For an individual to be responsible for the offense of impeding traffic in Michigan, the prosecutor must establish that MCL 257.676b(1) was violated as follows:
“[A] person, without authority, shall not block, obstruct, impede, or otherwise interfere with the normal flow of vehicular or pedestrian traffic upon a public street or highway in this state, by means of a barricade, object, or device, or with his or her person. This section does not apply to persons maintaining, rearranging, or constructing public utility facilities in or adjacent to a street or highway.”
- “Block, obstruct or impede” means anything that stops the regular movement or progress of traffic.
- Highway or street means “the entire width between the boundary lines of every way publicly maintained when any part thereof is open to the use of the public for purposes of vehicular travel.” MCL 257.20.
- The statute is broad to encompass almost all objects, including other motor vehicle, or any part of the human body. However, the Michigan Traffic Code has numerous exceptions:
- Police officers and firefighters can stand in the road to direct traffic. MCL 257.602.
- Authorized workers “performing construction, maintenance, surveying, or utility work within a work zone may direct traffic within that work zone”. MCL 257.611a(1).
- School crossing guards can stop traffic in performing their duties. MCL 257.613b.
- Pedestrians are permitted to walk on the road if no sidewalks are available. MCL 257.655.
MCL 257.676b(2) provides an exception to impeding traffic for a person who is soliciting contributions on behalf of a charitable or civic organization during daylight hours if ALL of the following are satisfied:
- (a) The charitable or civic organization complies with applicable local government regulations.
- (b) The charitable or civic organization maintains at least $500,000.00 in liability insurance.
- (c) The person is 18 years of age or older.
- (d) The person is wearing high-visibility safety apparel that meets current American standards promulgated by the International Safety Equipment Association.
- (e) The portion of the roadway upon which the solicitation occurs is not a work zone and is within an intersection where traffic control devices are present.
Impeding traffic is a civil infraction punishable by a fine. It is also considered a non-moving violation that does not add any points to the offender’s Michigan driving record. Non-moving violations are not reported to the Michigan Secretary of State and are less likely to be detected by automobile insurance companies as a basis to raise rates. Municipal attorneys will frequently offer to reduce speeding tickets to an impeding traffic charge which avoids points on the driver’s record but usually results in a bigger fine.
A person accused of impeding traffic is not required to admit responsibility and can request a formal or informal hearing before a district court judge or magistrate.
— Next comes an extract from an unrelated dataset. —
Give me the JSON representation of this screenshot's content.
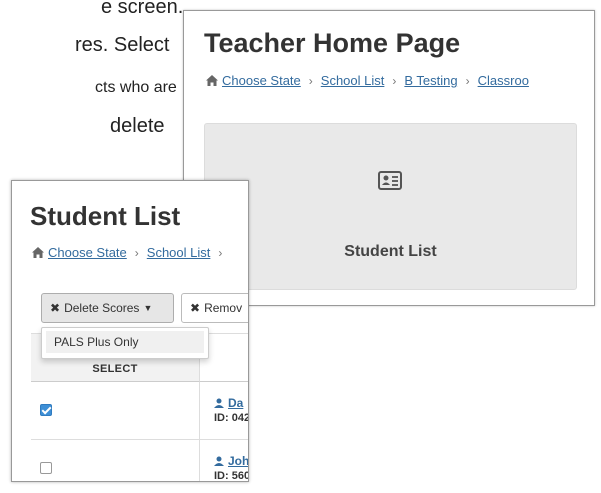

It is possible that the court can let you off the hook if you present the facts and circumstances that caused you to impede traffic and it appears you are not at fault. Furthermore, if the obstruction of traffic resulted in a collision, then admitting responsibility can be evidence in a future civil suit that you acted with negligence and should be liable for monetary damages. Whether or not you decide to fight the offense or pay the fine depends on the individual facts and circumstances. Sometimes it is worth challenging the accusation to stave off something worse, and sometimes its worth paying the fine to avoid missed work and attorney fees if the evidence against you is strong. An experienced traffic attorney can help guide you in making the right decision for your situation.
If you are charged with impeding traffic or any other offense, do not hesitate to contact the traffic offense lawyers at Kershaw, Vititoe & Jedinak PLC.